CHICAGO (Reuters) - To cut risks to patients from excessive radiation exposure from CT diagnostic scanners, the U.S. Food and Drug Administration wants equipment makers to add safety features and do a better job of educating people who use their equipment.

The changes are meant to prevent the kind of errors that, according to the FDA, have exposed hundreds of people to toxic levels of radiation.

“Patients should not have to worry that a device designed to diagnose an illness exposes them to unnecessary risks,” Dr. Jeffrey Shuren, director of FDA’s Center for Devices and Radiological Health, said in a statement on Tuesday.

CT scans deliver a much higher radiation dose than conventional X-rays. High doses of radiation can cause skin burns, cataracts, and in extreme cases cancer and death.
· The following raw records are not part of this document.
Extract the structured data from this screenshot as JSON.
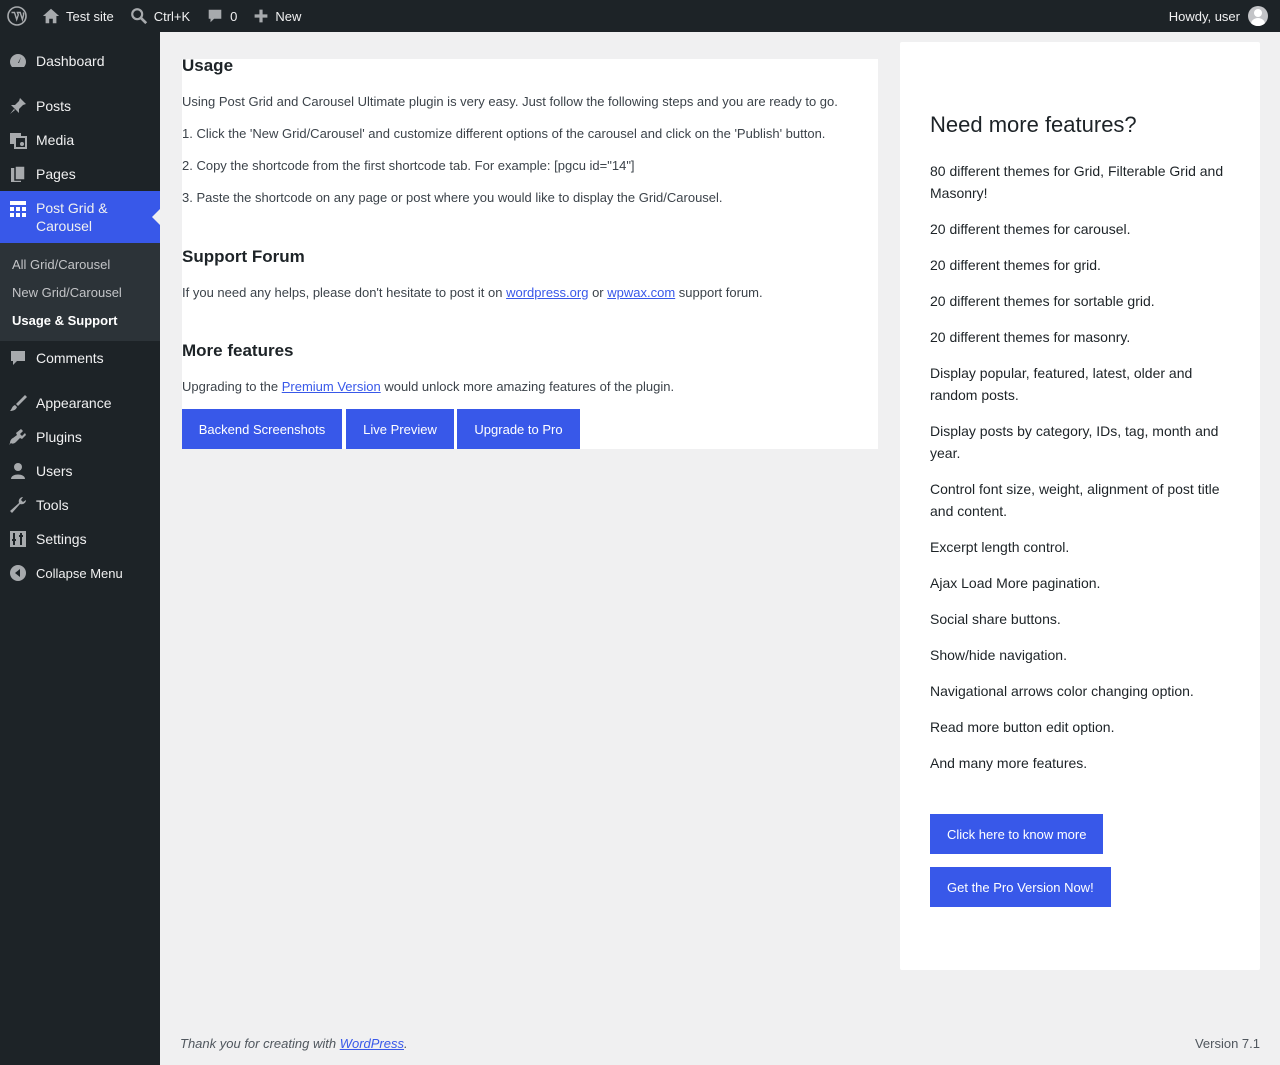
{
  "admin_bar": {
    "site_name": "Test site",
    "search_shortcut": "Ctrl+K",
    "comments_count": "0",
    "new_label": "New",
    "howdy": "Howdy, user"
  },
  "sidebar": {
    "items": [
      {
        "label": "Dashboard",
        "icon": "dashboard-icon"
      },
      {
        "label": "Posts",
        "icon": "pin-icon"
      },
      {
        "label": "Media",
        "icon": "media-icon"
      },
      {
        "label": "Pages",
        "icon": "pages-icon"
      },
      {
        "label": "Post Grid & Carousel",
        "icon": "grid-icon"
      },
      {
        "label": "Comments",
        "icon": "comment-icon"
      },
      {
        "label": "Appearance",
        "icon": "brush-icon"
      },
      {
        "label": "Plugins",
        "icon": "plugin-icon"
      },
      {
        "label": "Users",
        "icon": "user-icon"
      },
      {
        "label": "Tools",
        "icon": "wrench-icon"
      },
      {
        "label": "Settings",
        "icon": "settings-icon"
      },
      {
        "label": "Collapse Menu",
        "icon": "collapse-icon"
      }
    ],
    "submenu": [
      "All Grid/Carousel",
      "New Grid/Carousel",
      "Usage & Support"
    ]
  },
  "usage": {
    "title": "Usage",
    "intro": "Using Post Grid and Carousel Ultimate plugin is very easy. Just follow the following steps and you are ready to go.",
    "step1": "1. Click the 'New Grid/Carousel' and customize different options of the carousel and click on the 'Publish' button.",
    "step2": "2. Copy the shortcode from the first shortcode tab. For example: [pgcu id=\"14\"]",
    "step3": "3. Paste the shortcode on any page or post where you would like to display the Grid/Carousel."
  },
  "support": {
    "title": "Support Forum",
    "text_before": "If you need any helps, please don't hesitate to post it on ",
    "link1": "wordpress.org",
    "text_mid": " or ",
    "link2": "wpwax.com",
    "text_after": " support forum."
  },
  "more": {
    "title": "More features",
    "text_before": "Upgrading to the ",
    "link": "Premium Version",
    "text_after": " would unlock more amazing features of the plugin.",
    "buttons": [
      "Backend Screenshots",
      "Live Preview",
      "Upgrade to Pro"
    ]
  },
  "features_panel": {
    "title": "Need more features?",
    "items": [
      "80 different themes for Grid, Filterable Grid and Masonry!",
      "20 different themes for carousel.",
      "20 different themes for grid.",
      "20 different themes for sortable grid.",
      "20 different themes for masonry.",
      "Display popular, featured, latest, older and random posts.",
      "Display posts by category, IDs, tag, month and year.",
      "Control font size, weight, alignment of post title and content.",
      "Excerpt length control.",
      "Ajax Load More pagination.",
      "Social share buttons.",
      "Show/hide navigation.",
      "Navigational arrows color changing option.",
      "Read more button edit option.",
      "And many more features."
    ],
    "btn_know_more": "Click here to know more",
    "btn_pro": "Get the Pro Version Now!"
  },
  "footer": {
    "text_before": "Thank you for creating with ",
    "link": "WordPress",
    "text_after": ".",
    "version": "Version 7.1"
  },
  "colors": {
    "accent": "#3858e9",
    "admin_dark": "#1d2327",
    "background": "#f0f0f1"
  }
}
The FDA has been investigating states and facilities where overdoses occurred as well as equipment used in those facilities.

It found that when properly used, the CT scanners did not malfunction, and said it is likely that improper use of the scanners resulted in the overdoses.

But the equipment could be made safer, the FDA said.

It outlined its recommendations in a letter dated November 8, sent to the Medical Imaging and Technology Alliance or MITA, an industry group.

The agency recommended a change to consoles to alert the operator of a high radiation dose, extra training programs, especially for facilities that buy equipment used for brain scans; and clear instructions about the proper dose needed.

The FDA also asked that all dose-related information be collected into one section of a user manual for easy reference.

MITA said it has worked with the FDA during the past year to address the agency’s concerns and is committed to educating users and working on technologies to reduce radiation levels.

“In the end, the optimal solution will require action by all stakeholders including manufacturers, users and regulators,” the group said in a statement.

Radiation exposure became a major concern in October 2009 after the FDA said it was investigating 206 cases of patients being exposed to toxic doses of radiation during CT scans of the brain at Cedars-Sinai Medical Center in Los Angeles.

The FDA said it is now aware of at least 385 patients who received excessive radiation from CT brain perfusion scans performed at five hospitals in California and one in Alabama.

The scans produce cross-sectional images of the head that evaluate blood flow in the brain.

While unnecessary radiation exposure should be avoided, the FDA said patients should not avoid getting a medically needed CT scan.

CT equipment makers include General Electric, Toshiba Corp, Hitachi Ltd, Siemens and Philips.

Reporting by Julie Steenhuysen; Editing by Vicki Allen